The surprising new opportunity he's offered is the focus of Pablo Berger's charming comedy-drama, Torremolinos 73, set in the early 1970s during Franco's regime. The future, says the publisher, is not in the printed word, but in "educational films." If Alfredo and his wife were to film themselves making love, such "instructional footage" would be included in "The Audiovisual Encyclopedia of Human Reproduction," a subscription series of films to be distributed only in Scandinavia, and for which they would be handsomely compensated.
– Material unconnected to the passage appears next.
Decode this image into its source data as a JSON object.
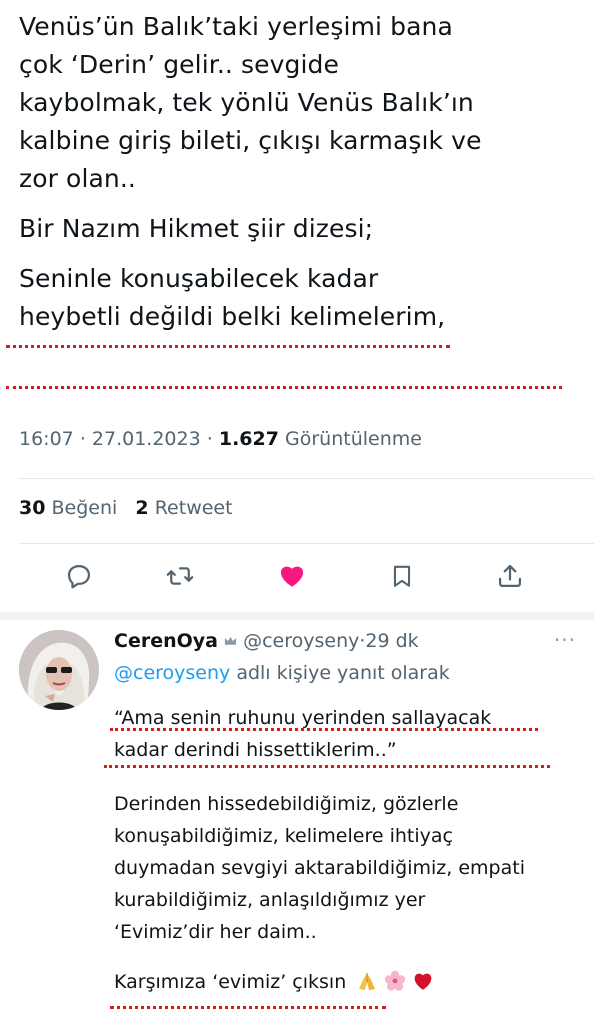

The sweet, unassuming couple, who define the quiet ordinary life, agree to participate; with the money, they could have a baby, thereby achieving society's ultimate normality. But in one of the film's sly twists, each discovers making amateur pornographic films to be personally liberating. Alfredo, who directs, photographs and edits the 8 mm films, as well as "acts," finds himself drawn to the artistry of the medium, particularly the early works of famed Swedish director Ingmar Bergman. (The impressionable, unsophisticated Alfredo appears to conflate all Scandinavian cinema, be it a grainy nudist loop or The Seventh Seal.) Carmen, meanwhile, blossoms sexually, but despite their well-documented efforts, no baby is conceived.
Berger successfully toggles between comedy and melodrama, though this is a task shared with the two lead actors. Javier Cámara, seen recently as the nurse in Pedro Almodóvar's Talk to Her, portrays Alfredo with a wistful gentleness and the tempered zest of a dull man who's found something exciting in life to pursue. Candela Peña's Carmen, rooted in tradition but recently unshackled, suggests the impending new Europe where women will set their own domestic agendas.
Befitting the culturally staid time in which Berger sets his story, he chooses to shoot his film rather flatly, and makes great use of dull interiors. That's not to say the film itself isn't lively. We are privy to a number of Alfredo's badly shot if exuberant educational films, several of which are edited together in a montage accompanied by a bouncy pop song. And when Alfredo tackles his pet project, a Bergmanesque film -- with added porno -- pondering love and death set in the deserted seaside resort of Torremolinos, Berger has great fun mimicking the Swedish director's arty style -- without compromising Alfredo's integrity, nor the affection the pair of everyday pornographers have won from us. In Spanish, with subtitles.